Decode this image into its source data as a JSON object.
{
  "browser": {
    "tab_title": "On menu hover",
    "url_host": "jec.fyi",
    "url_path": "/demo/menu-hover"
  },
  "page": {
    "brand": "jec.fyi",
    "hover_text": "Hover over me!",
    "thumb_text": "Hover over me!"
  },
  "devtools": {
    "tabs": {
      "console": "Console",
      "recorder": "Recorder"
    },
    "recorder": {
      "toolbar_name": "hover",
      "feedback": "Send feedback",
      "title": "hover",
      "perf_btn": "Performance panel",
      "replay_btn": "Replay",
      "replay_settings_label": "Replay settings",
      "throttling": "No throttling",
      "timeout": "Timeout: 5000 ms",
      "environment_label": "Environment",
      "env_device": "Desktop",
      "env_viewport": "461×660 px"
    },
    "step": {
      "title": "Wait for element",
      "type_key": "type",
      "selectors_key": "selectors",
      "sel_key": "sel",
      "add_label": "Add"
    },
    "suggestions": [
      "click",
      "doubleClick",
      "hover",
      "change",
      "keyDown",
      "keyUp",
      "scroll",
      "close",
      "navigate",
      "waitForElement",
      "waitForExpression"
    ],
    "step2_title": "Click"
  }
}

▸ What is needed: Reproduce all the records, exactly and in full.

▸ Answer section:
Decode this image into its source data as a JSON object.
{
  "browser": {
    "tab_title": "On menu hover",
    "url_host": "jec.fyi",
    "url_path": "/demo/menu-hover"
  },
  "page": {
    "brand": "jec.fyi",
    "hover_text": "Hover over me!",
    "thumb_text": "Hover over me!"
  },
  "devtools": {
    "tabs": {
      "console": "Console",
      "recorder": "Recorder"
    },
    "recorder": {
      "toolbar_name": "hover",
      "feedback": "Send feedback",
      "title": "hover",
      "perf_btn": "Performance panel",
      "replay_btn": "Replay",
      "replay_settings_label": "Replay settings",
      "throttling": "No throttling",
      "timeout": "Timeout: 5000 ms",
      "environment_label": "Environment",
      "env_device": "Desktop",
      "env_viewport": "461×660 px"
    },
    "step": {
      "title": "Wait for element",
      "type_key": "type",
      "selectors_key": "selectors",
      "sel_key": "sel",
      "add_label": "Add"
    },
    "suggestions": [
      "click",
      "doubleClick",
      "hover",
      "change",
      "keyDown",
      "keyUp",
      "scroll",
      "close",
      "navigate",
      "waitForElement",
      "waitForExpression"
    ],
    "step2_title": "Click"
  }
}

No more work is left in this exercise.